▸ **What you should do**: In the copy of the lines below, leave out pictures and print everything else exactly.
Segment Open
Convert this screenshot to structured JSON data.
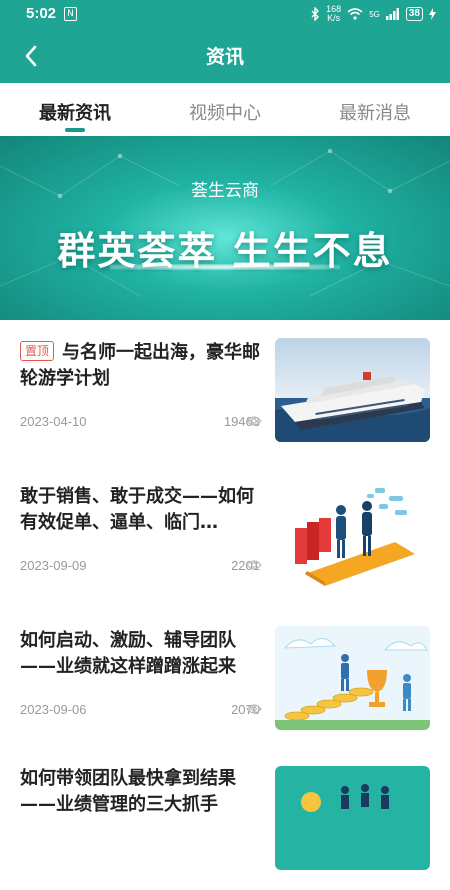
{
  "status_bar": {
    "time": "5:02",
    "nfc": "N",
    "speed_top": "168",
    "speed_bottom": "K/s",
    "network": "5G",
    "battery": "38"
  },
  "header": {
    "title": "资讯"
  },
  "tabs": [
    {
      "label": "最新资讯",
      "active": true
    },
    {
      "label": "视频中心",
      "active": false
    },
    {
      "label": "最新消息",
      "active": false
    }
  ],
  "banner": {
    "subtitle": "荟生云商",
    "headline": "群英荟萃 生生不息"
  },
  "news": [
    {
      "pinned_label": "置顶",
      "title": "与名师一起出海，豪华邮轮游学计划",
      "date": "2023-04-10",
      "views": "19463",
      "image": "cruise-ship"
    },
    {
      "title": "敢于销售、敢于成交——如何有效促单、逼单、临门…",
      "date": "2023-09-09",
      "views": "2201",
      "image": "business-handshake"
    },
    {
      "title": "如何启动、激励、辅导团队——业绩就这样蹭蹭涨起来",
      "date": "2023-09-06",
      "views": "2070",
      "image": "trophy-coins"
    },
    {
      "title": "如何带领团队最快拿到结果——业绩管理的三大抓手",
      "image": "team-goal"
    }
  ],
  "colors": {
    "primary": "#1fa594",
    "badge": "#e05a4f"
  }
}
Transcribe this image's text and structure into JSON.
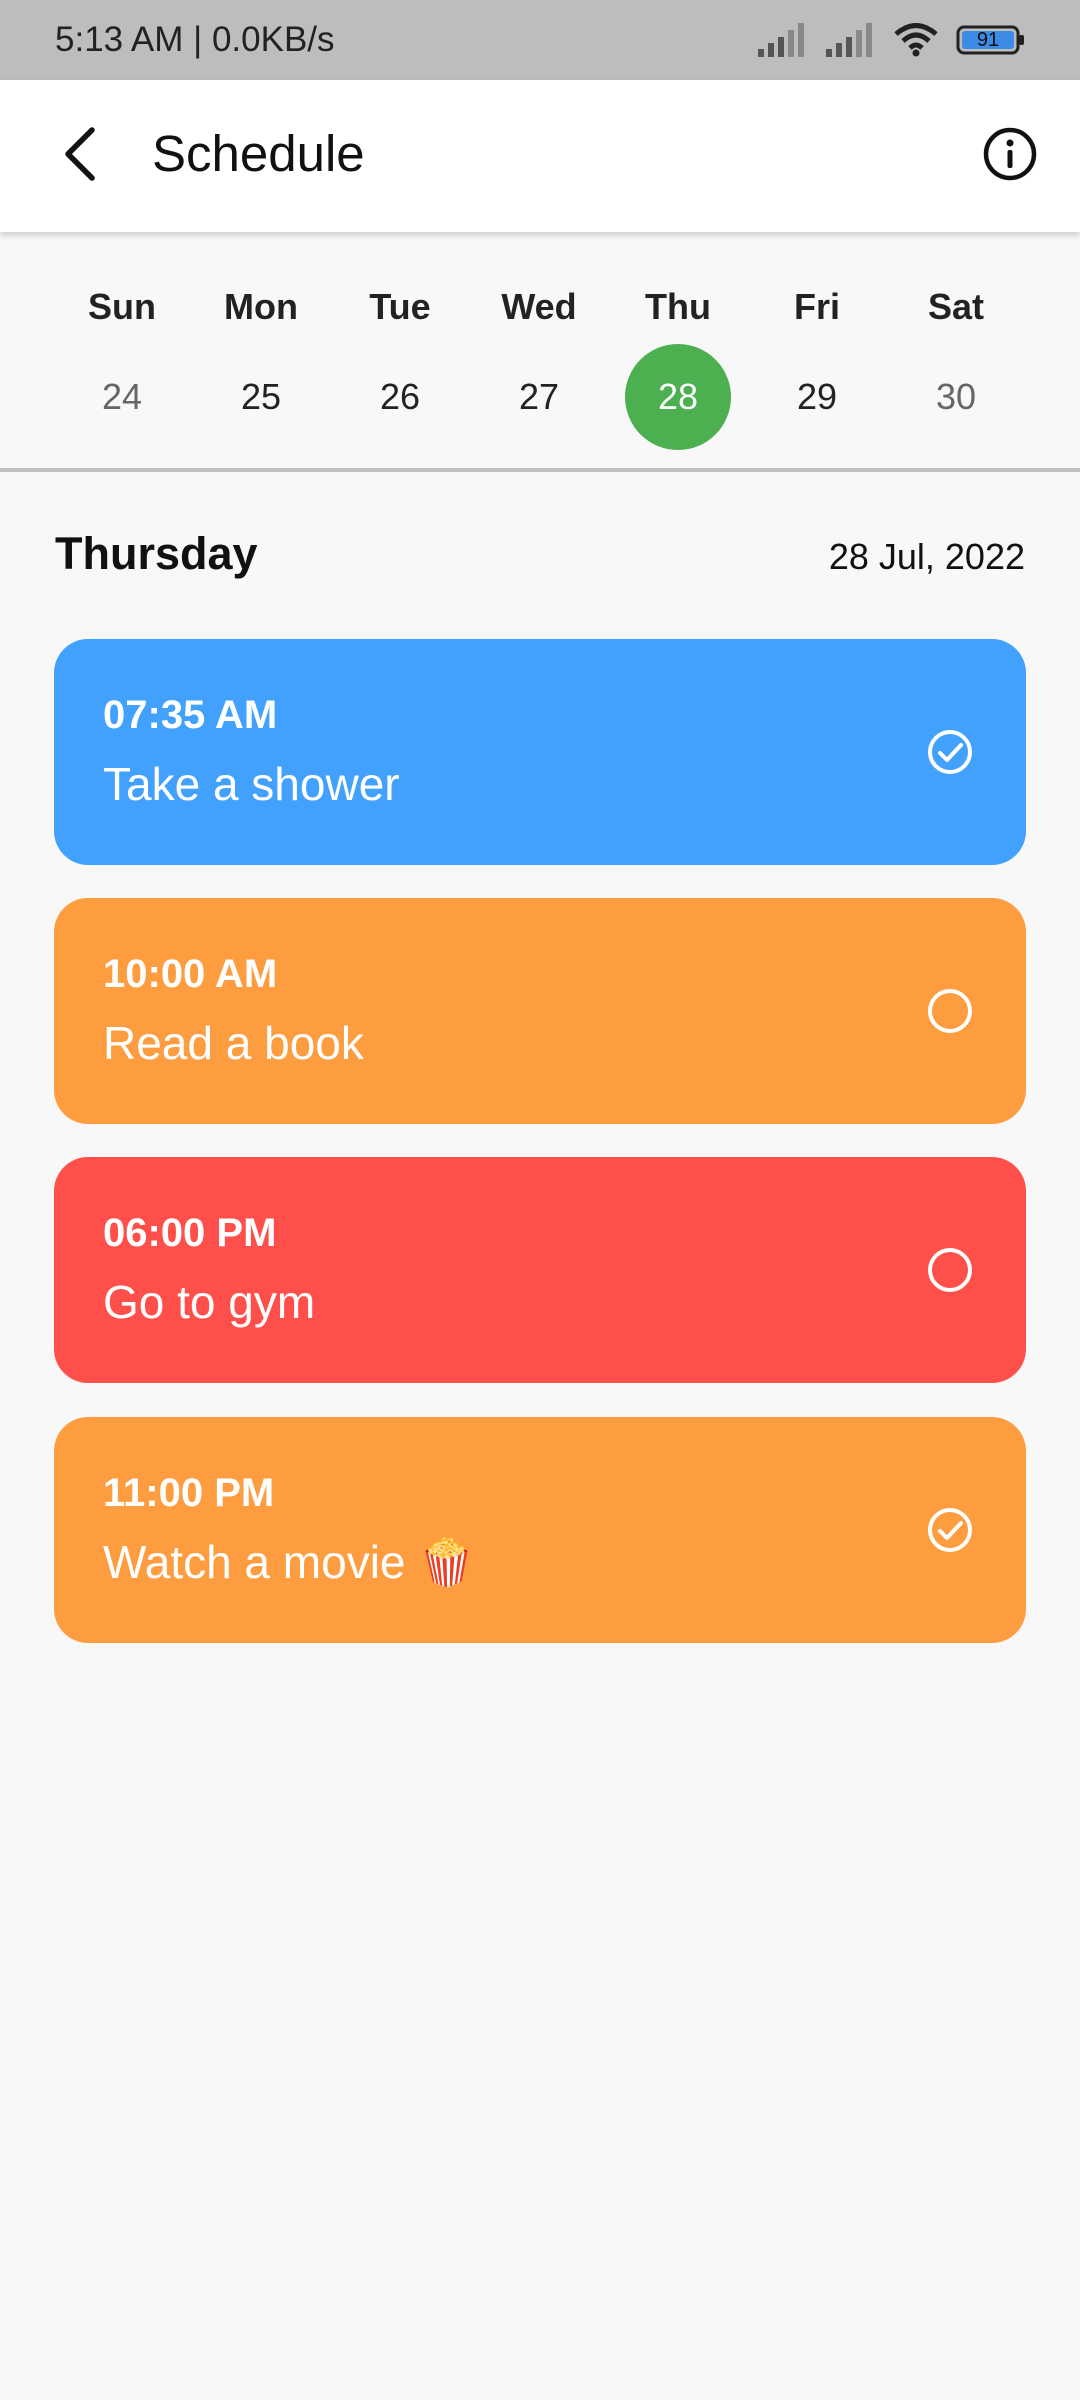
{
  "status_bar": {
    "time_speed": "5:13 AM | 0.0KB/s",
    "battery": "91",
    "icons": [
      "signal-icon",
      "signal-icon",
      "wifi-icon",
      "battery-icon"
    ]
  },
  "app_bar": {
    "title": "Schedule",
    "back_icon": "back-arrow-icon",
    "info_icon": "info-icon"
  },
  "week": {
    "days": [
      {
        "name": "Sun",
        "date": "24",
        "selected": false
      },
      {
        "name": "Mon",
        "date": "25",
        "selected": false
      },
      {
        "name": "Tue",
        "date": "26",
        "selected": false
      },
      {
        "name": "Wed",
        "date": "27",
        "selected": false
      },
      {
        "name": "Thu",
        "date": "28",
        "selected": true
      },
      {
        "name": "Fri",
        "date": "29",
        "selected": false
      },
      {
        "name": "Sat",
        "date": "30",
        "selected": false
      }
    ],
    "selected_color": "#4caf50"
  },
  "day": {
    "title": "Thursday",
    "date": "28 Jul, 2022"
  },
  "tasks": [
    {
      "time": "07:35 AM",
      "title": "Take a shower",
      "done": true,
      "color": "#42a1fc"
    },
    {
      "time": "10:00 AM",
      "title": "Read a book",
      "done": false,
      "color": "#fe9d40"
    },
    {
      "time": "06:00 PM",
      "title": "Go to gym",
      "done": false,
      "color": "#ff4f4a"
    },
    {
      "time": "11:00 PM",
      "title": "Watch a movie 🍿",
      "done": true,
      "color": "#fe9d40"
    }
  ]
}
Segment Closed
▸ **Answer to this problem**:
Convert this screenshot to structured JSON data.
{
  "status_bar": {
    "time": "5:02",
    "nfc": "N",
    "speed_top": "168",
    "speed_bottom": "K/s",
    "network": "5G",
    "battery": "38"
  },
  "header": {
    "title": "资讯"
  },
  "tabs": [
    {
      "label": "最新资讯",
      "active": true
    },
    {
      "label": "视频中心",
      "active": false
    },
    {
      "label": "最新消息",
      "active": false
    }
  ],
  "banner": {
    "subtitle": "荟生云商",
    "headline": "群英荟萃 生生不息"
  },
  "news": [
    {
      "pinned_label": "置顶",
      "title": "与名师一起出海，豪华邮轮游学计划",
      "date": "2023-04-10",
      "views": "19463",
      "image": "cruise-ship"
    },
    {
      "title": "敢于销售、敢于成交——如何有效促单、逼单、临门…",
      "date": "2023-09-09",
      "views": "2201",
      "image": "business-handshake"
    },
    {
      "title": "如何启动、激励、辅导团队——业绩就这样蹭蹭涨起来",
      "date": "2023-09-06",
      "views": "2070",
      "image": "trophy-coins"
    },
    {
      "title": "如何带领团队最快拿到结果——业绩管理的三大抓手",
      "image": "team-goal"
    }
  ],
  "colors": {
    "primary": "#1fa594",
    "badge": "#e05a4f"
  }
}
Transcribe this image's text and structure into JSON.
{
  "status_bar": {
    "time_speed": "5:13 AM | 0.0KB/s",
    "battery": "91",
    "icons": [
      "signal-icon",
      "signal-icon",
      "wifi-icon",
      "battery-icon"
    ]
  },
  "app_bar": {
    "title": "Schedule",
    "back_icon": "back-arrow-icon",
    "info_icon": "info-icon"
  },
  "week": {
    "days": [
      {
        "name": "Sun",
        "date": "24",
        "selected": false
      },
      {
        "name": "Mon",
        "date": "25",
        "selected": false
      },
      {
        "name": "Tue",
        "date": "26",
        "selected": false
      },
      {
        "name": "Wed",
        "date": "27",
        "selected": false
      },
      {
        "name": "Thu",
        "date": "28",
        "selected": true
      },
      {
        "name": "Fri",
        "date": "29",
        "selected": false
      },
      {
        "name": "Sat",
        "date": "30",
        "selected": false
      }
    ],
    "selected_color": "#4caf50"
  },
  "day": {
    "title": "Thursday",
    "date": "28 Jul, 2022"
  },
  "tasks": [
    {
      "time": "07:35 AM",
      "title": "Take a shower",
      "done": true,
      "color": "#42a1fc"
    },
    {
      "time": "10:00 AM",
      "title": "Read a book",
      "done": false,
      "color": "#fe9d40"
    },
    {
      "time": "06:00 PM",
      "title": "Go to gym",
      "done": false,
      "color": "#ff4f4a"
    },
    {
      "time": "11:00 PM",
      "title": "Watch a movie 🍿",
      "done": true,
      "color": "#fe9d40"
    }
  ]
}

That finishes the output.